Special to The Record
Local raptors have had tough times recently. I learned of a dead great horned owl in Glen Rock, and I removed a dead black vulture and dead red-tailed hawk in my hometown of Allendale. For wildlife, it’s a suburban jungle out there.
The cause of death differed in each instance. I mention them here in case you come upon a dead raptor. The great horned owl, which showed no signs of injuries, likely died from eating a rat that had eaten the nastiest (and most widely used) kind of rat poison.
I read about the dead vulture on Facebook after a dog walker found it next to the railroad tracks. I contacted The Raptor Trust, the region’s wild-bird hospital. They said the vulture had likely died from the avian flu, which has killed millions of chickens nationwide, In the wild, the virus can be transmitted by waterfowl and birds that come into contact with a diseased bird.
The advice from The Raptor Trust: The remains should be placed in a black-plastic contractor’s bag, which should be placed inside another contractor’s bag and discarded before any animals ate the carcass and also could have been exposed to the disease.
And although the chances of a human contracting the avian flu were slim to none, “be sure to wear gloves and a mask, put it in a double-strength contractor bag just to be safe,” the staffer advised.
Aaron Guikema, a wildlife biologist with the USDA in N.J., concurred with the disposal advice, adding: “Usually we tell people to let the vultures take care of a dead animal. But not when the dead animal is a vulture.”
A few days later, as I walked along one of my town’s major arteries, I came across the remains of a red-tailed hawk with a scorched tail. What happened?
Again, The Raptor Trust had the answer. If I had found the dead hawk near power lines (yes), it had probably been electrocuted by a live wire. Their advice: Contact the police. An officer responded immediately and notified the power company. I took the red-tail home and buried it. (I still felt bad about throwing the vulture in a Dumpster like garbage.)

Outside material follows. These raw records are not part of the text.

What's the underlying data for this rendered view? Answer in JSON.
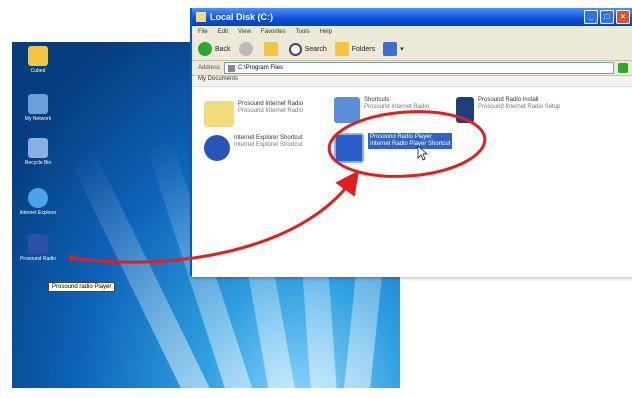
{
  "desktop": {
    "icons": [
      {
        "label": "Cubed",
        "icon": "folder-icon",
        "color": "#f3c440"
      },
      {
        "label": "My Network",
        "icon": "network-icon",
        "color": "#6aa0d8"
      },
      {
        "label": "Recycle Bin",
        "icon": "recycle-bin-icon",
        "color": "#88b0e0"
      },
      {
        "label": "Internet Explorer",
        "icon": "browser-icon",
        "color": "#4aa3e8"
      },
      {
        "label": "Prosound Radio",
        "icon": "app-icon",
        "color": "#2c4fa8"
      }
    ],
    "tooltip": "Prosound radio Player"
  },
  "window": {
    "title": "Local Disk (C:)",
    "menu": [
      "File",
      "Edit",
      "View",
      "Favorites",
      "Tools",
      "Help"
    ],
    "toolbar": {
      "back": "Back",
      "search": "Search",
      "folders": "Folders"
    },
    "address_label": "Address",
    "address_value": "C:\\Program Files",
    "folder_title": "My Documents",
    "items": [
      {
        "name": "Prosound Internet Radio",
        "desc": "Prosound Internet Radio",
        "icon": "folder-icon",
        "color": "#f0dc7a"
      },
      {
        "name": "Shortcuts",
        "desc": "Prosound Internet Radio",
        "icon": "shortcut-icon",
        "color": "#5a8fd8"
      },
      {
        "name": "Prosound Radio Install",
        "desc": "Prosound Internet Radio Setup",
        "icon": "installer-icon",
        "color": "#1d3f7a"
      },
      {
        "name": "Internet Explorer Shortcut",
        "desc": "Internet Explorer Shortcut",
        "icon": "info-icon",
        "color": "#2a55b8"
      },
      {
        "name": "Prosound Radio Player",
        "desc": "Internet Radio Player Shortcut",
        "icon": "player-icon",
        "color": "#2b5bc4"
      }
    ]
  },
  "colors": {
    "arrow": "#e02020",
    "selection": "#3162c4"
  }
}
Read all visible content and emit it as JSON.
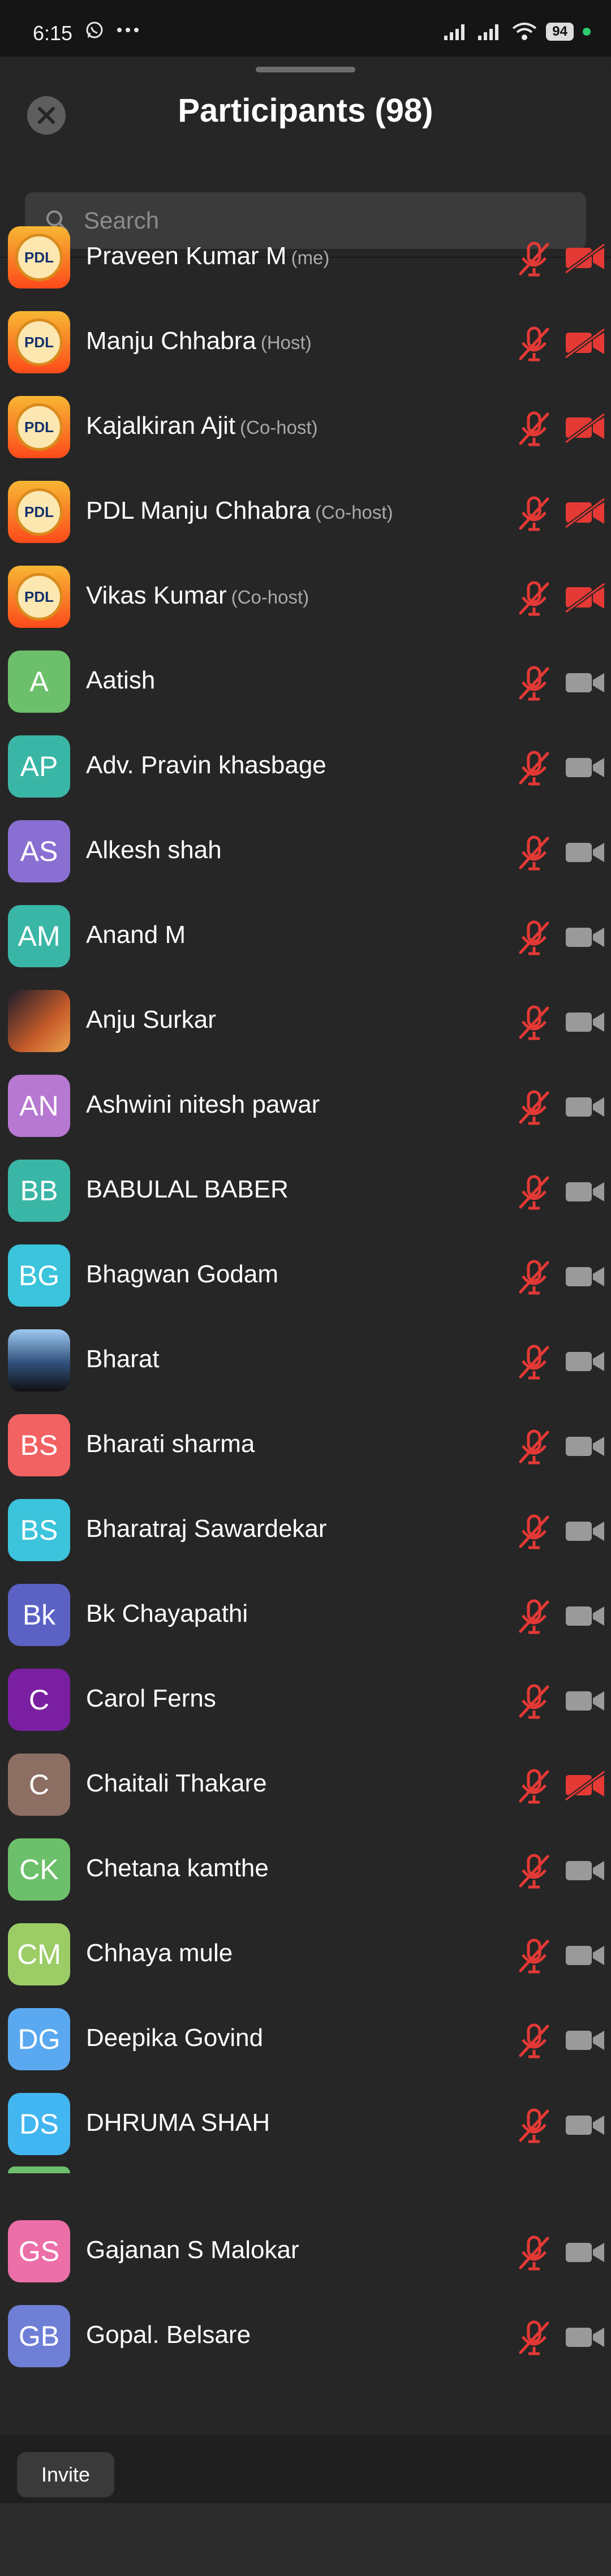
{
  "status_bar": {
    "time": "6:15",
    "battery": "94"
  },
  "header": {
    "title": "Participants (98)"
  },
  "search": {
    "placeholder": "Search"
  },
  "participants": [
    {
      "name": "Praveen Kumar M",
      "role": "(me)",
      "initials": "",
      "avatar": "logo",
      "video": "off"
    },
    {
      "name": "Manju Chhabra",
      "role": "(Host)",
      "initials": "",
      "avatar": "logo",
      "video": "off"
    },
    {
      "name": "Kajalkiran Ajit",
      "role": "(Co-host)",
      "initials": "",
      "avatar": "logo",
      "video": "off"
    },
    {
      "name": "PDL Manju Chhabra",
      "role": "(Co-host)",
      "initials": "",
      "avatar": "logo",
      "video": "off"
    },
    {
      "name": "Vikas Kumar",
      "role": "(Co-host)",
      "initials": "",
      "avatar": "logo",
      "video": "off"
    },
    {
      "name": "Aatish",
      "role": "",
      "initials": "A",
      "avatar": "#6dc06b",
      "video": "on"
    },
    {
      "name": "Adv. Pravin khasbage",
      "role": "",
      "initials": "AP",
      "avatar": "#3ab6a6",
      "video": "on"
    },
    {
      "name": "Alkesh shah",
      "role": "",
      "initials": "AS",
      "avatar": "#8a6fd3",
      "video": "on"
    },
    {
      "name": "Anand M",
      "role": "",
      "initials": "AM",
      "avatar": "#3ab6a6",
      "video": "on"
    },
    {
      "name": "Anju Surkar",
      "role": "",
      "initials": "",
      "avatar": "photo1",
      "video": "on"
    },
    {
      "name": "Ashwini nitesh pawar",
      "role": "",
      "initials": "AN",
      "avatar": "#b678d1",
      "video": "on"
    },
    {
      "name": "BABULAL BABER",
      "role": "",
      "initials": "BB",
      "avatar": "#3ab6a6",
      "video": "on"
    },
    {
      "name": "Bhagwan Godam",
      "role": "",
      "initials": "BG",
      "avatar": "#3cc4dc",
      "video": "on"
    },
    {
      "name": "Bharat",
      "role": "",
      "initials": "",
      "avatar": "photo2",
      "video": "on"
    },
    {
      "name": "Bharati sharma",
      "role": "",
      "initials": "BS",
      "avatar": "#f26262",
      "video": "on"
    },
    {
      "name": "Bharatraj Sawardekar",
      "role": "",
      "initials": "BS",
      "avatar": "#3cc4dc",
      "video": "on"
    },
    {
      "name": "Bk Chayapathi",
      "role": "",
      "initials": "Bk",
      "avatar": "#5b62c4",
      "video": "on"
    },
    {
      "name": "Carol Ferns",
      "role": "",
      "initials": "C",
      "avatar": "#7b1fa2",
      "video": "on"
    },
    {
      "name": "Chaitali Thakare",
      "role": "",
      "initials": "C",
      "avatar": "#8d6e63",
      "video": "off"
    },
    {
      "name": "Chetana kamthe",
      "role": "",
      "initials": "CK",
      "avatar": "#6dc06b",
      "video": "on"
    },
    {
      "name": "Chhaya mule",
      "role": "",
      "initials": "CM",
      "avatar": "#9ccc65",
      "video": "on"
    },
    {
      "name": "Deepika Govind",
      "role": "",
      "initials": "DG",
      "avatar": "#5aa9f0",
      "video": "on"
    },
    {
      "name": "DHRUMA SHAH",
      "role": "",
      "initials": "DS",
      "avatar": "#42b6f0",
      "video": "on"
    },
    {
      "name": "Gajanan S Malokar",
      "role": "",
      "initials": "GS",
      "avatar": "#ec6fa8",
      "video": "on"
    },
    {
      "name": "Gopal. Belsare",
      "role": "",
      "initials": "GB",
      "avatar": "#6f7fd6",
      "video": "on"
    }
  ],
  "colors": {
    "muted_red": "#e53935",
    "video_on_gray": "#9a9a9a"
  },
  "footer": {
    "invite_label": "Invite"
  }
}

A check with the state Department of Environmental Protection turned up the fact that electrocution was the leading cause of death for the state’s bald eagles last year – eight of the 41 deaths. According to the DEP, “Electrocution is a significant risk for bald eagles everywhere because power distribution relies on smaller poles where “hot” wires are often positioned less than six feet distant where an eagle’s wingspan can result in wire connections.”
Add red-tailed hawks to that list.
The Bird Watcher column appears every other Thursday. Jim’s next book, "The Screech Owl Companion," will be published by Timber Press. Email Jim at [email protected].